Monday, June 19, 2006

"Transfer of passenger name records (PNR): The Commission adopts two initiatives to comply with the Ruling of the ECJ"

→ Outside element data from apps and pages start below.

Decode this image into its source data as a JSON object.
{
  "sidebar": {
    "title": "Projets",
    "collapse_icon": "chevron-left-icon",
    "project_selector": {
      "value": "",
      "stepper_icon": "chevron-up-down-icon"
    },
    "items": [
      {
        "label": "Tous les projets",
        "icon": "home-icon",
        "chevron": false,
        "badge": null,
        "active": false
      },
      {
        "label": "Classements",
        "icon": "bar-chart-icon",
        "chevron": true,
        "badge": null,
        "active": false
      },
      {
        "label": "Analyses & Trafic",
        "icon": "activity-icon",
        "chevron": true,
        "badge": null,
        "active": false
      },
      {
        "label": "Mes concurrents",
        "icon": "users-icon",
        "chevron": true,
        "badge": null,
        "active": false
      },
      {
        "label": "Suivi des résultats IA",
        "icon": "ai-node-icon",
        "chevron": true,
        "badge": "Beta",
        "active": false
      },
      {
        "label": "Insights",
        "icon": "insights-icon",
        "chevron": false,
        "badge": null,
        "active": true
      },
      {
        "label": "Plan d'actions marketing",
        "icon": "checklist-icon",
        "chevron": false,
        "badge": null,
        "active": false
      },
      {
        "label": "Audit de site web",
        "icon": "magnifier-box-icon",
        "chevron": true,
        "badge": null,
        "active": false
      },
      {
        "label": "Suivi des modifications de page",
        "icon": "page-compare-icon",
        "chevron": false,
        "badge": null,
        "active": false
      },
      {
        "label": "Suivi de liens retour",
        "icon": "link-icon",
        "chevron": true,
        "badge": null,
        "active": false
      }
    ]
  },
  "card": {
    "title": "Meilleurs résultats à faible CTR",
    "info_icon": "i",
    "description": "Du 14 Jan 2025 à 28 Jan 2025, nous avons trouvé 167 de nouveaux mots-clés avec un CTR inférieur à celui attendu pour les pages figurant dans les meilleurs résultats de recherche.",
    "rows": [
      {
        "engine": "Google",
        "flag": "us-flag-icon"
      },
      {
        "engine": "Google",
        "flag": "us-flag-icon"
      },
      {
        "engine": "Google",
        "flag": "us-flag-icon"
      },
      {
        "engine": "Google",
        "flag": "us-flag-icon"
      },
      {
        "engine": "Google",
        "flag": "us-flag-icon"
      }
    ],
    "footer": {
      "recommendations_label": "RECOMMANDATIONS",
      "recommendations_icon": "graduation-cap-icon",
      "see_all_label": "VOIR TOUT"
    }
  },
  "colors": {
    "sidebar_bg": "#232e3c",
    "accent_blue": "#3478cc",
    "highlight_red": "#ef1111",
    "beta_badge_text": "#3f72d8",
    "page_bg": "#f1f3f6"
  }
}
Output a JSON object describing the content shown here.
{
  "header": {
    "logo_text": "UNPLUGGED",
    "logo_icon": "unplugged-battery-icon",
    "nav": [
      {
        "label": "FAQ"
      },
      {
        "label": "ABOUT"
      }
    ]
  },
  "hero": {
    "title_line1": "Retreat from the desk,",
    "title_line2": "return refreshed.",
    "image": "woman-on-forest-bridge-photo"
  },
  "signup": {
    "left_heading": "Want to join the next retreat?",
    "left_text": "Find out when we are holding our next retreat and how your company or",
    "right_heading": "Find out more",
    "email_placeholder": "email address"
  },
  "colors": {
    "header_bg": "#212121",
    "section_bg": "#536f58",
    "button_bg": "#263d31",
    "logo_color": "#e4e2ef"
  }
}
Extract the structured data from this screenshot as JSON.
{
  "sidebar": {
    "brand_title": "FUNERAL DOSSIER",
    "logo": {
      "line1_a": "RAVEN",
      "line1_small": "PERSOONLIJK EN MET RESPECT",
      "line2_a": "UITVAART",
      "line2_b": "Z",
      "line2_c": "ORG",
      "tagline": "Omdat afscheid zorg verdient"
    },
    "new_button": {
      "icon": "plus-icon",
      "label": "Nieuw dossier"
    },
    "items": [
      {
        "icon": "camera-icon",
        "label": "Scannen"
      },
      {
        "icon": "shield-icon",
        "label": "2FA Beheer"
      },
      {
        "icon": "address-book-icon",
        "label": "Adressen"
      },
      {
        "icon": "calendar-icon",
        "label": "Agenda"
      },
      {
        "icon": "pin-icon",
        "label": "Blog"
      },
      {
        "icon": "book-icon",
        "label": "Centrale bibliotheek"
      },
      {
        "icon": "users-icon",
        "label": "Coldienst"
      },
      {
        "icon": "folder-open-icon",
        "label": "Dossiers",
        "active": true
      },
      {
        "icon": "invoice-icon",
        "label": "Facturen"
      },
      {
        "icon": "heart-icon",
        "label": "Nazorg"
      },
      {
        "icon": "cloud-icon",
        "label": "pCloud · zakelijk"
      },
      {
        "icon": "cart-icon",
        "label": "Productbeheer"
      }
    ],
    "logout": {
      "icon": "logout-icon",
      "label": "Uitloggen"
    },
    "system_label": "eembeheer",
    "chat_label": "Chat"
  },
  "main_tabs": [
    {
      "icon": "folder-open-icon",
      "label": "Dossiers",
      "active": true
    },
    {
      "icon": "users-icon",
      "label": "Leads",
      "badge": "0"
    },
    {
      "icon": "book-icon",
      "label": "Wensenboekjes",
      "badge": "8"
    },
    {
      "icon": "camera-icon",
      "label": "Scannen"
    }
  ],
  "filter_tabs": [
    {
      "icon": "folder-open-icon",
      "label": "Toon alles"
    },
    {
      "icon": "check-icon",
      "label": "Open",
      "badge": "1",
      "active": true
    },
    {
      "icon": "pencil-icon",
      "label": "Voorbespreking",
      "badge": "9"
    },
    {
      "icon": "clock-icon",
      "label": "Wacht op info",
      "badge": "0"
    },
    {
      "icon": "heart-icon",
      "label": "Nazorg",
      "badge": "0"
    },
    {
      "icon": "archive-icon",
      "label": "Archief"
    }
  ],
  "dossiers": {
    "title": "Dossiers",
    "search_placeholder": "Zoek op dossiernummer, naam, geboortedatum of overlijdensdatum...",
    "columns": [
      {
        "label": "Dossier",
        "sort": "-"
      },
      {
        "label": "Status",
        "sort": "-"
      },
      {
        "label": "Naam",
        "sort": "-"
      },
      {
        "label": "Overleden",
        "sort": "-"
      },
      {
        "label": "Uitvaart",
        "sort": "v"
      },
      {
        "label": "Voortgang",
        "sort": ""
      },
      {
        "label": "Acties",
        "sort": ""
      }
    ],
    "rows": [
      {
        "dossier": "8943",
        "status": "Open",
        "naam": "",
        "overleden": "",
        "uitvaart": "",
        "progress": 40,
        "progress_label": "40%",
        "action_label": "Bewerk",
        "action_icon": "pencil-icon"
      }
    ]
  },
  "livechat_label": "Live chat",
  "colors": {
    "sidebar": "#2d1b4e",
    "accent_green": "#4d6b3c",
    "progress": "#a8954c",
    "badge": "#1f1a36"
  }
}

According to the EU Press Room, "The European Commission adopted today two initiatives to put a legally sound framework in place for the transfer of PNR data to the United States. These initiatives are the first European answers to correct the legal basis for the Agreement with the US that was struck down by the European Court of Justice on 30 May 2006. The Court ruled that the Article 95 EC-Treaty was not an appropriate legal basis for the transfer of PNR data which are essentially aiming to ensure public security and activities by public authorities in areas of criminal law.
As the Agreement with the United-States remains in force under international law for a period of 90 days after it is denounced by either Party, the Commission recommends to the Council to terminate the Agreement with the US before the end of this month.
At the same time the Commission asks the Council for an authorisation to open negotiations for an Agreement with the United States of America on the use of PNR data to prevent and combat terrorism and transnational crime, including organised crime."

This Press Release is available in full text.

Wednesday, June 14, 2006

"Who Takes the Haircut When a Carrier Fails?"

When Canada 3000 ("C3") failed in late 2001, it owed CDN$34m. to various Canadian Airport Authorities and to NAV Canada ("Authorities"). Its planes were leased from a variety of legal titleholders ("Owners"). The Authorities exercised statutory powers to seize the C3 aircraft on account of the debts. The Owners went to Court to recover "their" planes. The Authorities sued the Owners, contending they were jointly and severally liable with C3 for the debts. The Supreme Court ruled on June 9 that: a) The Owners were not jointly and severally liable for the debts; b) The Authorities' rights take priority and they CAN look to the aircraft (or the security that was posted to allow for their release) to satisfy the debts. The Court found the Owners to be sophisticated business people quite able to assess (and bear) risk. Conversely, the Authorities are obliged by law to provide services to all carriers, regardless of their solvency.

(Originally posted by Doug Crozier)